PROBLEM DESCRIPTION »
Go through the entries below and pick out every line with "LogM".

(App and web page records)
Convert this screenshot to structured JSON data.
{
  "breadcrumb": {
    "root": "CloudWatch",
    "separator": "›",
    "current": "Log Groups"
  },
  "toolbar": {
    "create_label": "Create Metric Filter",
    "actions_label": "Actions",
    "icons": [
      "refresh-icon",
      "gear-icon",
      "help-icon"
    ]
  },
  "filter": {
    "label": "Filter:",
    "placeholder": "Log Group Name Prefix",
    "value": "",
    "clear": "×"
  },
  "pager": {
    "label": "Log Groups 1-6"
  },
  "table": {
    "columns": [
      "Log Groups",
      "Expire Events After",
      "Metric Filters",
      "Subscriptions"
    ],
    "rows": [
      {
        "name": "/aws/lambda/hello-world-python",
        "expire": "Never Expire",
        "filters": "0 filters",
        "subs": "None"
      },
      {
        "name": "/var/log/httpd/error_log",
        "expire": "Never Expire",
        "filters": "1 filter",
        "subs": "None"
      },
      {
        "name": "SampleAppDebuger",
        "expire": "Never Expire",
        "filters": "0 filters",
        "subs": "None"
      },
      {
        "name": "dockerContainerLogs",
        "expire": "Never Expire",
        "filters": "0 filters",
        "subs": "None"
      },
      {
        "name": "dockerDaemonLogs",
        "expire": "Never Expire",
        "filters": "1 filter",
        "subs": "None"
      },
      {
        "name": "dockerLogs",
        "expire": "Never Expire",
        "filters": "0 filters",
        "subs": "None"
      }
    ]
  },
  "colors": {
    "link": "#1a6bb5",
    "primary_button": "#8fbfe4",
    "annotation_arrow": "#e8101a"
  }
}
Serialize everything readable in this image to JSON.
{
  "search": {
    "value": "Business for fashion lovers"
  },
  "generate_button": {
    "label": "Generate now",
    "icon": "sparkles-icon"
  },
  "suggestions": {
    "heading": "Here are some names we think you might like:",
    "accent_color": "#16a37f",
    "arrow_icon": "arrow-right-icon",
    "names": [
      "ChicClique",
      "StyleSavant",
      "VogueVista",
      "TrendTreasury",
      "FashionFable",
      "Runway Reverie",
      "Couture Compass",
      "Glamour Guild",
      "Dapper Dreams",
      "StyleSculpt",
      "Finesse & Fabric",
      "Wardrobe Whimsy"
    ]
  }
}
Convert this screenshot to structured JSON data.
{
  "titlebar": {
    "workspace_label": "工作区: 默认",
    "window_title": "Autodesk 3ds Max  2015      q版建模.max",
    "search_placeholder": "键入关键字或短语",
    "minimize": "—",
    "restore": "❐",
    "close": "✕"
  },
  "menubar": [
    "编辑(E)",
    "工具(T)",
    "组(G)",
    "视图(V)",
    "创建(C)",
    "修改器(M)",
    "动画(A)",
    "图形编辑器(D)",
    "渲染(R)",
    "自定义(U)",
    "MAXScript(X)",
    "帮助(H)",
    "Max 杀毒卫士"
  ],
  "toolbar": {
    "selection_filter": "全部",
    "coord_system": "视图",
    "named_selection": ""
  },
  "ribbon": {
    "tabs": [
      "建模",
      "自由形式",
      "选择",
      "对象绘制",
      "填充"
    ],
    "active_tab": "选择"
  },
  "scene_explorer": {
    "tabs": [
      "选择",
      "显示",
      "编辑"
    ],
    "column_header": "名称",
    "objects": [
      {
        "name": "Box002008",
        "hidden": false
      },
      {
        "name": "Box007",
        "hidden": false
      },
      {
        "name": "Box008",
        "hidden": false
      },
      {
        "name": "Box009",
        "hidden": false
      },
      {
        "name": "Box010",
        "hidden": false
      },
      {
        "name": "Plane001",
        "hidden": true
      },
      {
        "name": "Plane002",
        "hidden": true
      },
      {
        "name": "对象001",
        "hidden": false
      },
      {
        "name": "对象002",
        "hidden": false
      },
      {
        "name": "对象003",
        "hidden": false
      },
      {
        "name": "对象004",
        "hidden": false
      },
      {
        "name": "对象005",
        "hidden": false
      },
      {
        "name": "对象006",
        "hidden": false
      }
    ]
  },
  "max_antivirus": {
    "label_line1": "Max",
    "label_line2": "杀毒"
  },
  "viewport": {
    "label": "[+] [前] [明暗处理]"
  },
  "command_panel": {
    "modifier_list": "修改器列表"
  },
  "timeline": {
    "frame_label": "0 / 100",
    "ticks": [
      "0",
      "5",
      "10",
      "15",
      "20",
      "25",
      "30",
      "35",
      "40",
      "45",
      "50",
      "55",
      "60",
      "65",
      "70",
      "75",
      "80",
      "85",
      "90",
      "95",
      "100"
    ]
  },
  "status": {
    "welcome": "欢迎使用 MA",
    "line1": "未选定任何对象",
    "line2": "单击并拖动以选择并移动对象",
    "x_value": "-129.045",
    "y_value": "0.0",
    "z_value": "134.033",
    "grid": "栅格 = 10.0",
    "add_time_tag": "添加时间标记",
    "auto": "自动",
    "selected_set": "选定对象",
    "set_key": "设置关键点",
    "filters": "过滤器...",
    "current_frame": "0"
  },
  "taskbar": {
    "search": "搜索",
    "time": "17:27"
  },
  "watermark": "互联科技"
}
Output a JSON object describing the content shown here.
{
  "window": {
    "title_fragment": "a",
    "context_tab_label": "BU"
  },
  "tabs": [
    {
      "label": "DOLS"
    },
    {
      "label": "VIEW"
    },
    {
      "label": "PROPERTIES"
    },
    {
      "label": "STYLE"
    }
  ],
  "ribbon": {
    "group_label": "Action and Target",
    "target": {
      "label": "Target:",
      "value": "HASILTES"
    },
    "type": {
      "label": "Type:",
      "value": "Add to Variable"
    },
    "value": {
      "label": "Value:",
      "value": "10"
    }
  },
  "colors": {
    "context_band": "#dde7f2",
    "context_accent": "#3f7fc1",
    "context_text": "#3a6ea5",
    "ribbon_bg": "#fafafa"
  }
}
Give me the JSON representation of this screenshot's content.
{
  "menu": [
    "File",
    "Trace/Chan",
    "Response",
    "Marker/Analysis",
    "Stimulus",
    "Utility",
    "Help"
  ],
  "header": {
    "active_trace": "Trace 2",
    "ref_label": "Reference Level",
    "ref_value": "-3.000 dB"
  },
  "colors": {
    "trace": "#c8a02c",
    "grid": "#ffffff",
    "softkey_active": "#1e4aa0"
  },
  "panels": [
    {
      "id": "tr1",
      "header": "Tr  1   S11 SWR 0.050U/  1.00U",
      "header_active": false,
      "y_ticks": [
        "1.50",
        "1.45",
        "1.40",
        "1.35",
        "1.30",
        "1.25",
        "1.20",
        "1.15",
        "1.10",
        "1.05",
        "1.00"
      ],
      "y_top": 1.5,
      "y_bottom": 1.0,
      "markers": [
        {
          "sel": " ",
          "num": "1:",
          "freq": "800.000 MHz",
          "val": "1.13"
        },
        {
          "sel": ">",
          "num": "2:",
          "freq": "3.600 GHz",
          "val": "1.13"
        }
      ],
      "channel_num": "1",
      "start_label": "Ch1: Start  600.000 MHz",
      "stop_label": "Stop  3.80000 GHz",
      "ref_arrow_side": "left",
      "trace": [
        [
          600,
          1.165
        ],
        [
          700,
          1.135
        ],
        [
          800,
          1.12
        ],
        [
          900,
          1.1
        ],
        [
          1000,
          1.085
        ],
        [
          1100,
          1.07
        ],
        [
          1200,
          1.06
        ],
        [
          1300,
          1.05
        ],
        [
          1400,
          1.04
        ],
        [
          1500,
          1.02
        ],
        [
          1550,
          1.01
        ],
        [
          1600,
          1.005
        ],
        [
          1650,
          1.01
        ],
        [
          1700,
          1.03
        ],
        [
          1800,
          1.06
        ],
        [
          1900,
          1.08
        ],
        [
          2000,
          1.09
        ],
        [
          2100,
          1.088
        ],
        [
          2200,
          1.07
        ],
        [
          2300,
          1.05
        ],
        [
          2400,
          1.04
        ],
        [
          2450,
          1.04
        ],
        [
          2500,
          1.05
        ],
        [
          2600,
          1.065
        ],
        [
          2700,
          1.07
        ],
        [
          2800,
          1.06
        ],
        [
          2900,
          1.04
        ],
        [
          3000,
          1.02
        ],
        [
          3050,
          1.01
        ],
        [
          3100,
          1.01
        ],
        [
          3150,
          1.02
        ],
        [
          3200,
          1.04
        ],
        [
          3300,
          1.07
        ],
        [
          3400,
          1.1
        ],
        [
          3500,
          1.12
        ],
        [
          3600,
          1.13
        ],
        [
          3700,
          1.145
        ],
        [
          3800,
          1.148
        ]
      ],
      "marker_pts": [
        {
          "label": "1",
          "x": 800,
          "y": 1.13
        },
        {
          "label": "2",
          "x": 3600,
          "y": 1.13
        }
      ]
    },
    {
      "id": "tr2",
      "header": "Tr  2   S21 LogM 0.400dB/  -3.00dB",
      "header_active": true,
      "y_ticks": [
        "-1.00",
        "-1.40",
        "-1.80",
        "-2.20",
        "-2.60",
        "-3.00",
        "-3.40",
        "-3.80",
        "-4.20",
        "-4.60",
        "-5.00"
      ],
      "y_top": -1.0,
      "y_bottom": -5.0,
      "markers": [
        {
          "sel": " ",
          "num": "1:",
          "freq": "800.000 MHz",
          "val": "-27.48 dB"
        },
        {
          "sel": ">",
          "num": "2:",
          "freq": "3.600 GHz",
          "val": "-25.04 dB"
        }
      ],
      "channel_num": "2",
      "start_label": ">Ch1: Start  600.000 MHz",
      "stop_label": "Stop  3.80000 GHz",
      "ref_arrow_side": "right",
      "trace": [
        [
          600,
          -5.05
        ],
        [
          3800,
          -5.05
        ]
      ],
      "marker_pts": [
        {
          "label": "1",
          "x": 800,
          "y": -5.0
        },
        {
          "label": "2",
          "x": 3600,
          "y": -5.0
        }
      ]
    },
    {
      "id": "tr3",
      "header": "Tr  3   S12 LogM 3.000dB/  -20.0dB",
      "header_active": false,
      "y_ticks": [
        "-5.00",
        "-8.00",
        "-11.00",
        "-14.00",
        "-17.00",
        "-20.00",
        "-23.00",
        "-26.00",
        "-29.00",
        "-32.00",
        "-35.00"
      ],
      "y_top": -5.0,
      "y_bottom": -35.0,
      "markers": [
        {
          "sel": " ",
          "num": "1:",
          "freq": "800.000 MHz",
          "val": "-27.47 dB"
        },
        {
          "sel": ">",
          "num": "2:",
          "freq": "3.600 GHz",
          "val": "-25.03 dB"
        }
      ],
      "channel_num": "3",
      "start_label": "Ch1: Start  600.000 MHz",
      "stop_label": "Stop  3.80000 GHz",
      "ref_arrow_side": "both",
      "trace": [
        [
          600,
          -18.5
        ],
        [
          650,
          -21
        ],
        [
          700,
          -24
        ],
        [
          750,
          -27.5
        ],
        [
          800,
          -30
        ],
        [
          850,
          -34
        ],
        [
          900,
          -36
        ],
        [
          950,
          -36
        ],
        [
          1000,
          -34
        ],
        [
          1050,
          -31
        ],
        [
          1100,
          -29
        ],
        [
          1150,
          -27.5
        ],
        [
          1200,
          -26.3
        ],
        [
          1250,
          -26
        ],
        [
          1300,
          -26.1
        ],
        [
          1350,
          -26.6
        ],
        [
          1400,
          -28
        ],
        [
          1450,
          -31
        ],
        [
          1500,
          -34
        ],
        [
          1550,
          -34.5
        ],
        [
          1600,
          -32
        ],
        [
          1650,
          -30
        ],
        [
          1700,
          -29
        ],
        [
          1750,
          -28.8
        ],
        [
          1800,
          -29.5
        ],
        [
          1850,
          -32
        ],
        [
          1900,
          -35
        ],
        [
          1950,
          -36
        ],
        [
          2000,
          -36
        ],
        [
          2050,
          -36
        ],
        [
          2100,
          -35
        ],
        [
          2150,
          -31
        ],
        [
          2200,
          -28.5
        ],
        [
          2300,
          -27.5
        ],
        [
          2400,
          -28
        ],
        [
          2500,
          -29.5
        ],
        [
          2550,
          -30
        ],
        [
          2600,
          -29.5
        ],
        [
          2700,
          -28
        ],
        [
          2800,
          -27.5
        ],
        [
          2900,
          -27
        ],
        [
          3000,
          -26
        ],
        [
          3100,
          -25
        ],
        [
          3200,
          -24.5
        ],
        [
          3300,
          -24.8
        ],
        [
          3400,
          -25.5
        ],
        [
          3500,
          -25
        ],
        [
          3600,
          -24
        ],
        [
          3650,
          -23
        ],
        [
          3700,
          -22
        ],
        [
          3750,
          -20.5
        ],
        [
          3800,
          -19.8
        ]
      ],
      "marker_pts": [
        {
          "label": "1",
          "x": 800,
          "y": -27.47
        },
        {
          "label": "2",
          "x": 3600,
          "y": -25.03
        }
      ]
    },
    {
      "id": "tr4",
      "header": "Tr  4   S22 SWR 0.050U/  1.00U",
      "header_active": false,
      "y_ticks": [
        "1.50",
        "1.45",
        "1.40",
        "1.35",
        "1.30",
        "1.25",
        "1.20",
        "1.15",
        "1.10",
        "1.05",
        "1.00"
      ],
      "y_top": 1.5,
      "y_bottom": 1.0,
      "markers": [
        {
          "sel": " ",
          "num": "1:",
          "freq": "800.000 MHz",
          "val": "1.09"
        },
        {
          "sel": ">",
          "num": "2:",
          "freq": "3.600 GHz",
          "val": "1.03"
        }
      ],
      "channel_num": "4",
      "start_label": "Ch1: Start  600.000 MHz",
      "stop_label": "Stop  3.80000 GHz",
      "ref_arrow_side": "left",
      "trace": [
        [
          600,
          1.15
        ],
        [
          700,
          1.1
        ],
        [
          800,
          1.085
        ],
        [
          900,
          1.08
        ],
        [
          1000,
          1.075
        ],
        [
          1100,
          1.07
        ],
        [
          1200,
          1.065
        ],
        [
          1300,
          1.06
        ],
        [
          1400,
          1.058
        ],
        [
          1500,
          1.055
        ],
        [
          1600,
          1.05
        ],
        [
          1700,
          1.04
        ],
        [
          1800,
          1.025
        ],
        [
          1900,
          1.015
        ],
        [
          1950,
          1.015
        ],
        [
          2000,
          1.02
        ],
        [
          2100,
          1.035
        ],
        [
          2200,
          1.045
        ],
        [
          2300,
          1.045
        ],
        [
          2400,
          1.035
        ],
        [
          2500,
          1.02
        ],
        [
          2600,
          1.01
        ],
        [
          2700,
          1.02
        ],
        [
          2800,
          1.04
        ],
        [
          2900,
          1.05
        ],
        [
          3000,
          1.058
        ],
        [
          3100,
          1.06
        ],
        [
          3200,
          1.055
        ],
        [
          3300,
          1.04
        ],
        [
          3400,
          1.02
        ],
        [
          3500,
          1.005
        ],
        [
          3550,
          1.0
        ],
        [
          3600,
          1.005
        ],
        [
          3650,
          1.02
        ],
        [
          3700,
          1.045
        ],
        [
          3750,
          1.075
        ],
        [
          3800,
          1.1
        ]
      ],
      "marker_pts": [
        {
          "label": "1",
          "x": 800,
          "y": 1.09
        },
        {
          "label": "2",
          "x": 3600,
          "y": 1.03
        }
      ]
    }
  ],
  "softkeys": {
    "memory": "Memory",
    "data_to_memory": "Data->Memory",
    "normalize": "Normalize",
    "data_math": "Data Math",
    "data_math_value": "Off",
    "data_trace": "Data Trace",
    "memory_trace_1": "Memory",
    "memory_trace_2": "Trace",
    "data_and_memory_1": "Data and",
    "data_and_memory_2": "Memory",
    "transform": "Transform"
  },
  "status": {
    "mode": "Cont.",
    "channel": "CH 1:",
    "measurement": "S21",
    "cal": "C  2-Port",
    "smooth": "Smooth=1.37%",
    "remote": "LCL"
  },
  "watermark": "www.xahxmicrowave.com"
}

SOLUTION TO THIS EXERCISE »
      "header": "Tr  2   S21 LogM 0.400dB/  -3.00dB",
      "header": "Tr  3   S12 LogM 3.000dB/  -20.0dB",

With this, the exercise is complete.